> _ACTIVITY_
Among the entries below, find the lines with the word "data" and return them.
══ RECORDS FOR PROCESSING ══
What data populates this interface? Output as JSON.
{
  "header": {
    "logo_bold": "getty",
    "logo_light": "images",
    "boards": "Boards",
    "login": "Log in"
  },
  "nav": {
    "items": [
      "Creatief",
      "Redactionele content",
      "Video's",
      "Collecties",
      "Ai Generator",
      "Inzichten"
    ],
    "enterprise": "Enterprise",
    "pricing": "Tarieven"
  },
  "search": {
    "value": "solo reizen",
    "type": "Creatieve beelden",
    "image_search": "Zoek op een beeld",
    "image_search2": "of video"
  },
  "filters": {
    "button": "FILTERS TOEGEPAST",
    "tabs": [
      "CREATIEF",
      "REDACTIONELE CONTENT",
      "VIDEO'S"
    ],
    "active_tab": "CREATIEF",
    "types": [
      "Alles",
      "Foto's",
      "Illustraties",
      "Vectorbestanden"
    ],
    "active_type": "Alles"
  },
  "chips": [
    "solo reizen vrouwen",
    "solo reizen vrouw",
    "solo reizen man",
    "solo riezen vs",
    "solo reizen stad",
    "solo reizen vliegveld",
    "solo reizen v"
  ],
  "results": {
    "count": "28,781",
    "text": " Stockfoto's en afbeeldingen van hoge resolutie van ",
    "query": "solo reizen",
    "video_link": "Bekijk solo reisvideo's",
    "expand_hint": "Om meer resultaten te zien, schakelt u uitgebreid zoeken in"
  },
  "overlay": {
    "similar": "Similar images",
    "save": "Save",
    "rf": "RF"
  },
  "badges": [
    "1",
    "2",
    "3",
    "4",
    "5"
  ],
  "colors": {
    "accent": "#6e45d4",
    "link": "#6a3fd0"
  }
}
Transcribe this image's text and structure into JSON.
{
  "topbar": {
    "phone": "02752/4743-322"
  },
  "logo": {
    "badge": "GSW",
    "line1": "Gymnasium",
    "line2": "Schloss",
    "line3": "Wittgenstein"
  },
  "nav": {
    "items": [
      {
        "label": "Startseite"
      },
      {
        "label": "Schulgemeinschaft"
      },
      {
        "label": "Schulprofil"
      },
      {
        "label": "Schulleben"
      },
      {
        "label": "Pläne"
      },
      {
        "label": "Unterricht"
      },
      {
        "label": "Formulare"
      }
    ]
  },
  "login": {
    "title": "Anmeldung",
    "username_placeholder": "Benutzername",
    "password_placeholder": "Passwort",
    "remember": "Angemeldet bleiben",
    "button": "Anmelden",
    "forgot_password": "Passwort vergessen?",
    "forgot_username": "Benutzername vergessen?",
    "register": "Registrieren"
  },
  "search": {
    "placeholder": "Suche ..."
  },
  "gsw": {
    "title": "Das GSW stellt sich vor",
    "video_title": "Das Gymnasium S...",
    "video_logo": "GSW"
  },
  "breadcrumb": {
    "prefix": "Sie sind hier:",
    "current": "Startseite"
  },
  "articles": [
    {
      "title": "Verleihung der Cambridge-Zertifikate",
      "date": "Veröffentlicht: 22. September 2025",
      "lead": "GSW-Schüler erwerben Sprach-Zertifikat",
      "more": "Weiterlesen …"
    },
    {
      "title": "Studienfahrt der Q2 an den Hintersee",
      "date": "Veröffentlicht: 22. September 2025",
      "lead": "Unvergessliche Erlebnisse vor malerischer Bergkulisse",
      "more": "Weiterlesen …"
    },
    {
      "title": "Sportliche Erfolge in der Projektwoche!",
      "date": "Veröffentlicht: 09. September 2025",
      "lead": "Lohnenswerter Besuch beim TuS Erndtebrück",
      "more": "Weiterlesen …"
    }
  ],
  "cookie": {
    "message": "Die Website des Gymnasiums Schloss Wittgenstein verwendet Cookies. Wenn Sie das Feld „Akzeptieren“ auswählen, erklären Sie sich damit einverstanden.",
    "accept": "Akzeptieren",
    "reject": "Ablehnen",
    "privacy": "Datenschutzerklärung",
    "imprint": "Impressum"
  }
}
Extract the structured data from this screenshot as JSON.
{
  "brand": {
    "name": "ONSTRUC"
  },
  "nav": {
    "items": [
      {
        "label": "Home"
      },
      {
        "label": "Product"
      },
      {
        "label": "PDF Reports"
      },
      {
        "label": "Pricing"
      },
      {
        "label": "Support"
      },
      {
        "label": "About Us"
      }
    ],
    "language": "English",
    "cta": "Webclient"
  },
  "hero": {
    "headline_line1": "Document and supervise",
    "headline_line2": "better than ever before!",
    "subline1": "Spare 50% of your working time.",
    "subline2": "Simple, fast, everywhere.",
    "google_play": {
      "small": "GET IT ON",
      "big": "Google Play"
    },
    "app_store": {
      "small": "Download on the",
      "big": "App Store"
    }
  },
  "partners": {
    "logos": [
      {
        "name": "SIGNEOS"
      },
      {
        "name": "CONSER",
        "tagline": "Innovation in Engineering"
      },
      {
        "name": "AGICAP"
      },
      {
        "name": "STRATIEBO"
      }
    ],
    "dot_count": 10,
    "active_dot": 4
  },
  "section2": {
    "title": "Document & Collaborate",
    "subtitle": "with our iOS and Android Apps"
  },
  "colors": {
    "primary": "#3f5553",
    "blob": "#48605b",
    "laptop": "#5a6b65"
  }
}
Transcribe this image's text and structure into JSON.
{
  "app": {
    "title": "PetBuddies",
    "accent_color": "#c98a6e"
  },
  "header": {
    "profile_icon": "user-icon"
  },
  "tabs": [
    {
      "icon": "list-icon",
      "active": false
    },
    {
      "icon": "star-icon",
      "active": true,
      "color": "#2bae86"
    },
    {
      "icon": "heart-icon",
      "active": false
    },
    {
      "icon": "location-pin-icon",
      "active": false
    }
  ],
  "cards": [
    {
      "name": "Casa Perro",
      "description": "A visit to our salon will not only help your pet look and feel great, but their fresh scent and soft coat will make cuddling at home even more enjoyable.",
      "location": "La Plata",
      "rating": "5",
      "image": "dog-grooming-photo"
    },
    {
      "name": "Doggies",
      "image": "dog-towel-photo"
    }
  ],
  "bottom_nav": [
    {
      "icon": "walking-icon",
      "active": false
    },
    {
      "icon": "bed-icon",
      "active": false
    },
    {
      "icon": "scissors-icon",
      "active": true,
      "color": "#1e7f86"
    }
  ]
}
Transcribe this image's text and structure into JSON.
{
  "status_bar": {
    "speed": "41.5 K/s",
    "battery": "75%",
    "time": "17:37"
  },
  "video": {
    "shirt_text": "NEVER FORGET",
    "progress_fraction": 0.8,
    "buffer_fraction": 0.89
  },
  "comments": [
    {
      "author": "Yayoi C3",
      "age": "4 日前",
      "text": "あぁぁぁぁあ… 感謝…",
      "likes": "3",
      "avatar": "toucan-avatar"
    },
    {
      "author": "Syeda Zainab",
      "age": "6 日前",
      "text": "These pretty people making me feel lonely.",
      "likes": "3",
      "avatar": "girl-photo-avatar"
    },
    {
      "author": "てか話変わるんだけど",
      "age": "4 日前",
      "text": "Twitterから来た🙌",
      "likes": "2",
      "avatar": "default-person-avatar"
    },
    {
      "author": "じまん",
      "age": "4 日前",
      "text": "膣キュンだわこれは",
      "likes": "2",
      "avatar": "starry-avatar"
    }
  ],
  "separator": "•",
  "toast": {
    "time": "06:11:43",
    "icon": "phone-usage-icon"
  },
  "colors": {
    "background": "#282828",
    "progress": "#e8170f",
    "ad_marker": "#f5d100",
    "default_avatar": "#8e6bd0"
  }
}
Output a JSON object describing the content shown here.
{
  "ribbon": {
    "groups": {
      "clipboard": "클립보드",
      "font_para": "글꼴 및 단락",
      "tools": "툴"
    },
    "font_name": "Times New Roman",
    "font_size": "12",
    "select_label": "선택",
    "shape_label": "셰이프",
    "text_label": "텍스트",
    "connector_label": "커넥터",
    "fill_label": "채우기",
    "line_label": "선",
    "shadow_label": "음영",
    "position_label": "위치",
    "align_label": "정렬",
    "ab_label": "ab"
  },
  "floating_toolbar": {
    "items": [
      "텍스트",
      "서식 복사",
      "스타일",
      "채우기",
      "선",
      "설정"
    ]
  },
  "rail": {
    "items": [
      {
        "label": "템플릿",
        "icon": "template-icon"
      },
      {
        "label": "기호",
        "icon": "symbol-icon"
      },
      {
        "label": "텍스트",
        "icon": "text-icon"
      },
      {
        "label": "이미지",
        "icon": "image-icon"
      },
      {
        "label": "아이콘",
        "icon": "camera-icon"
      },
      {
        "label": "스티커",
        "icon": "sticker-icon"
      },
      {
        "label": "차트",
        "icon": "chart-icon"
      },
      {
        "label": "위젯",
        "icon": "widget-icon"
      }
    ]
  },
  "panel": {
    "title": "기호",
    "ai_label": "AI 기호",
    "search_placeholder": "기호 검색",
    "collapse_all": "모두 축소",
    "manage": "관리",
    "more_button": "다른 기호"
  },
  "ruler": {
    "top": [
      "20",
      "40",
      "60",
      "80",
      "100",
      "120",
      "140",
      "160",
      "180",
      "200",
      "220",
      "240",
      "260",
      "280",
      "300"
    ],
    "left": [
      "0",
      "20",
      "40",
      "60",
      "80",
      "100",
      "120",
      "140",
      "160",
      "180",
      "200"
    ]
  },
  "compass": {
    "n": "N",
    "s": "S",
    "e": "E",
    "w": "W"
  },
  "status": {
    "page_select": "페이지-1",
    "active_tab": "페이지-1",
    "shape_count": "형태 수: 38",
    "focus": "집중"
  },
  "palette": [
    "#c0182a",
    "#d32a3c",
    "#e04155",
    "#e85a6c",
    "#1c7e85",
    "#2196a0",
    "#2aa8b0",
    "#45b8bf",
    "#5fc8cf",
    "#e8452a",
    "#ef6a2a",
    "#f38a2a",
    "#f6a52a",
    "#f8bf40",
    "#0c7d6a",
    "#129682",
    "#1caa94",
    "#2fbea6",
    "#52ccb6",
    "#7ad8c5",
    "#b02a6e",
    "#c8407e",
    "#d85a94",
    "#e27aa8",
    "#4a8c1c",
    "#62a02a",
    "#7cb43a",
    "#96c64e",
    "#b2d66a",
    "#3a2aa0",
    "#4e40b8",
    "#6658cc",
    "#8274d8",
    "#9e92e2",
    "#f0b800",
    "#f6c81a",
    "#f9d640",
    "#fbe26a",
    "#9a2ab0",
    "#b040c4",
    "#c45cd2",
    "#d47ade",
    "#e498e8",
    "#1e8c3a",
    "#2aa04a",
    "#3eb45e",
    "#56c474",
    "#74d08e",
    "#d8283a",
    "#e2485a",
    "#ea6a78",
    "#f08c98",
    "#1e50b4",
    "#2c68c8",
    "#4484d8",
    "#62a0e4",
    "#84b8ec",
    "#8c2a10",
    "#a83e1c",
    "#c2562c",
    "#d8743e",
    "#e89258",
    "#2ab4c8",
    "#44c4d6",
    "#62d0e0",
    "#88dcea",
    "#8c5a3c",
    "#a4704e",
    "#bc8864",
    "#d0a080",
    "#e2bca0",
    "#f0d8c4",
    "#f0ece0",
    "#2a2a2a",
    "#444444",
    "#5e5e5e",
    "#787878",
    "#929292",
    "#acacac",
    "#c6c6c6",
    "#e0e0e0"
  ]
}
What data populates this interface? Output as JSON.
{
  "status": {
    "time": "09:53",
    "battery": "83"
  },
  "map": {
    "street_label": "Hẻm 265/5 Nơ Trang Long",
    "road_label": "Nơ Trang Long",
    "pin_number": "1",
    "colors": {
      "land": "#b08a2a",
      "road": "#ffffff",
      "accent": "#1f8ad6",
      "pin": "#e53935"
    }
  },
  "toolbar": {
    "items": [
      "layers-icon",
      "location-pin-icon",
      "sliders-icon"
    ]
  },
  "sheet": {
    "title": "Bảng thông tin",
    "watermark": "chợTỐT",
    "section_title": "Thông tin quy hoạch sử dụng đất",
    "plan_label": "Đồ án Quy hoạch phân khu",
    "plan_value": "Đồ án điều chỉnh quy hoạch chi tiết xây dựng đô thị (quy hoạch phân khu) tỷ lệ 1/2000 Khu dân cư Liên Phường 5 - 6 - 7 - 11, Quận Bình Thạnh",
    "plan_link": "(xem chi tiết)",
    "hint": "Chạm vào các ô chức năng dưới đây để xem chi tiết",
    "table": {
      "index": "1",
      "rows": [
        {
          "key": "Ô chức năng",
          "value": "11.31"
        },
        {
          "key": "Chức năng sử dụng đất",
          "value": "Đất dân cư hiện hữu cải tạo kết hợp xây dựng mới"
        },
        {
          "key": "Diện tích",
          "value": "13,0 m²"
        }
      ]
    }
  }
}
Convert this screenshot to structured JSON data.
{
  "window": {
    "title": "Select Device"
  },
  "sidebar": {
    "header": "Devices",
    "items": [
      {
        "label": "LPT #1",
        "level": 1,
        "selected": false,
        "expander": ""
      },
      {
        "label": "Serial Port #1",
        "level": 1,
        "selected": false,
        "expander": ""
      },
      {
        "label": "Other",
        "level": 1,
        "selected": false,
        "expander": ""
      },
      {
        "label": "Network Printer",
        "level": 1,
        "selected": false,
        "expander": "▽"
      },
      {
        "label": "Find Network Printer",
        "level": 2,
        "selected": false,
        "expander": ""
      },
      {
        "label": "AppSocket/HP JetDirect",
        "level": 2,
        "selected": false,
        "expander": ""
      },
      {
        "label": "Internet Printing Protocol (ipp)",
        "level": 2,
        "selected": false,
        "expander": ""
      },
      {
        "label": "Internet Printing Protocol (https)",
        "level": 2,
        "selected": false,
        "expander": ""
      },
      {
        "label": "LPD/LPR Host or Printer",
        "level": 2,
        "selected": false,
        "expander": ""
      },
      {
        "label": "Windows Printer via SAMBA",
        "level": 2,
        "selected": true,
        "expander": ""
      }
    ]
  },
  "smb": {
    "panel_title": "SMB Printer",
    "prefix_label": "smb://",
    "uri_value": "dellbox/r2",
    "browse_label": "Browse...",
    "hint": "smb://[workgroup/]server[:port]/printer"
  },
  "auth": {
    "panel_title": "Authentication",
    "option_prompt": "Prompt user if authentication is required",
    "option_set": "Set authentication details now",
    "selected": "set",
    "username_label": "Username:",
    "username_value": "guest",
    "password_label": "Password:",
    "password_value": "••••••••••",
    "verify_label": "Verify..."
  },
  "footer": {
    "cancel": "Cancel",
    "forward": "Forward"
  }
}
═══
> _YOUR SOLUTION_
What data populates this interface? Output as JSON.
Extract the structured data from this screenshot as JSON.
What data populates this interface? Output as JSON.
Convert this screenshot to structured JSON data.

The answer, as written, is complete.